“Right now we are in the 2nd year of a two year legislative cycle which means that even though AB988 did not pass last year, it is still alive. We have until the end of this year to pass this version of the bill – I am confident that we will succeed. The primary way to get involved is to write letters and to show up in committee and offer testimony in support of AB988. If you send me your email, I’ll keep you apprised of AB988 status. We will let you know when we are looking for special support as well as when hearing dates are set.”
Email email@example.com to learn more about AB988.
Following Tara, Taun Hall – mother of Miles Hall, spoke.
“Thank you guys for having me here. It is so important to have these conversations. That is why I speak so much. I want people to understand what happened to my son so they might share their own personal stories and we can grow as a group – to make sure we move in the right direction – to create change.”
“And I appreciate the work you are doing and that you care and that social justice in important to you. Together as a community and as people we are strong – we are strong together and that is Miles’ story.“
“I’m going to tell you about my beautiful son Miles. Unfortunately, he was shot and killed on June 2, 2019 while experiencing a mental health emergency. We called for help. He should have been treated with compassion and care but he was treated like a criminal. Our call was answered with deadly bullets within 30 seconds of arrival. If we had 988, we would have had other options. This phone number is so important to the safety of so many people.”
“Miles was the kind of person you would want to know. He was thoughtful. He was gentle. He was kind. He was compassionate. And he struggled with mental illness for years. But he also a self-taught musician who made his own rap beats, who learned to play the piano, the guitar and he was adored by his family and friends.”
“We did everything we could to get him help – there were so many roadblocks. I took a 12 week class offered by Nami – it was Family Mental Health 101 and I made sure that law enforcement knew who Miles was. I thought that the police and I were building a relationship together. That if they knew that my black son lived in this neighborhood that they would make sure he was cared for with compassion. I just thought that if they knew him—he had grown up here for 18 years—that they would take care of him. Unfortunately, that was not the case.”

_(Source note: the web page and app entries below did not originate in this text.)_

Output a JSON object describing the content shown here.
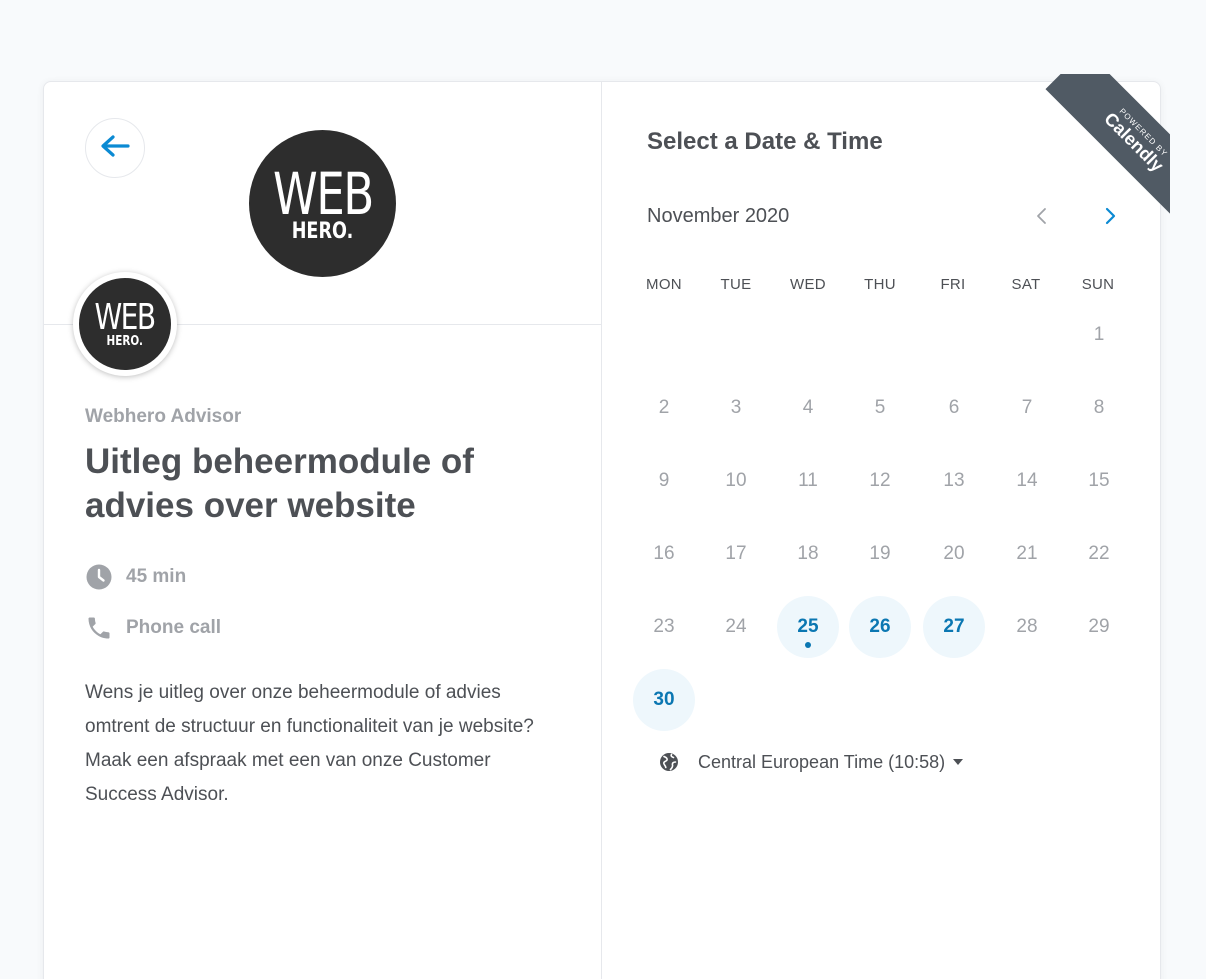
{
  "event": {
    "organizer": "Webhero Advisor",
    "title": "Uitleg beheermodule of advies over website",
    "duration": "45 min",
    "location": "Phone call",
    "description": "Wens je uitleg over onze beheermodule of advies omtrent de structuur en functionaliteit van je website? Maak een afspraak met een van onze Customer Success Advisor."
  },
  "logo": {
    "line1": "WEB",
    "line2": "HERO."
  },
  "calendar": {
    "heading": "Select a Date & Time",
    "month_label": "November 2020",
    "weekdays": [
      "MON",
      "TUE",
      "WED",
      "THU",
      "FRI",
      "SAT",
      "SUN"
    ],
    "days": [
      {
        "label": "1",
        "available": false
      },
      {
        "label": "2",
        "available": false
      },
      {
        "label": "3",
        "available": false
      },
      {
        "label": "4",
        "available": false
      },
      {
        "label": "5",
        "available": false
      },
      {
        "label": "6",
        "available": false
      },
      {
        "label": "7",
        "available": false
      },
      {
        "label": "8",
        "available": false
      },
      {
        "label": "9",
        "available": false
      },
      {
        "label": "10",
        "available": false
      },
      {
        "label": "11",
        "available": false
      },
      {
        "label": "12",
        "available": false
      },
      {
        "label": "13",
        "available": false
      },
      {
        "label": "14",
        "available": false
      },
      {
        "label": "15",
        "available": false
      },
      {
        "label": "16",
        "available": false
      },
      {
        "label": "17",
        "available": false
      },
      {
        "label": "18",
        "available": false
      },
      {
        "label": "19",
        "available": false
      },
      {
        "label": "20",
        "available": false
      },
      {
        "label": "21",
        "available": false
      },
      {
        "label": "22",
        "available": false
      },
      {
        "label": "23",
        "available": false
      },
      {
        "label": "24",
        "available": false
      },
      {
        "label": "25",
        "available": true,
        "today": true
      },
      {
        "label": "26",
        "available": true
      },
      {
        "label": "27",
        "available": true
      },
      {
        "label": "28",
        "available": false
      },
      {
        "label": "29",
        "available": false
      },
      {
        "label": "30",
        "available": true
      }
    ],
    "timezone": "Central European Time (10:58)"
  },
  "badge": {
    "small": "POWERED BY",
    "brand": "Calendly"
  },
  "colors": {
    "accent": "#0b77b2",
    "available_bg": "#eef7fc",
    "ribbon": "#505a64"
  },
  "icons": {
    "back": "arrow-left-icon",
    "duration": "clock-icon",
    "location": "phone-icon",
    "timezone": "globe-icon",
    "prev": "chevron-left-icon",
    "next": "chevron-right-icon"
  }
}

“At the hospital I knew the moment Miles was pronounced dead that this was my life’s work. I had to make sure that this didn’t happen to another family. I know this new bill is going to make a difference and change the course of so many people and so many generations. My son Miles is part of this movement. Unfortunately his death has brought us here.”
“It is so hard to tell Miles’ story. I tell it all the time and I always wish that it would be different – that the outcome would be different. But it is always the same. It is reality for so many and that is why I work so hard to see that his story is told.”
Learn more: https://www.justiceformileshall.org/ab-988
Watch the full WAG Session with Tara and Taun.
Taun tells the story of June 2, 2019 and much more about her journey since that day:
Call or email your state senator and urge him/her to support AB988.
Miles would have been 26 years old February 15, 2022.
An alarming afterword: Police Departments report that during Covid, they had significant (upwards of 80%) increases in 911 calls for Welfare and Institution Code 5150 commitments. Most concerning, close to 40% of these were for juveniles. Disengagement, uncertainty, fear, mistreatment, drugs, anxiety, depression – all are risk factors for youth suicide. The Trevor Project estimates that one LGBTQ youth between 13 -24 attempts suicide every 45 seconds in the United States. This is not acceptable. The good news: It has been shown that improving access to mental health resources for families and communities can help prevent youth suicide. Encouraging honest conversation and reducing the stigma of needing and asking for help is what AB-988 is all about.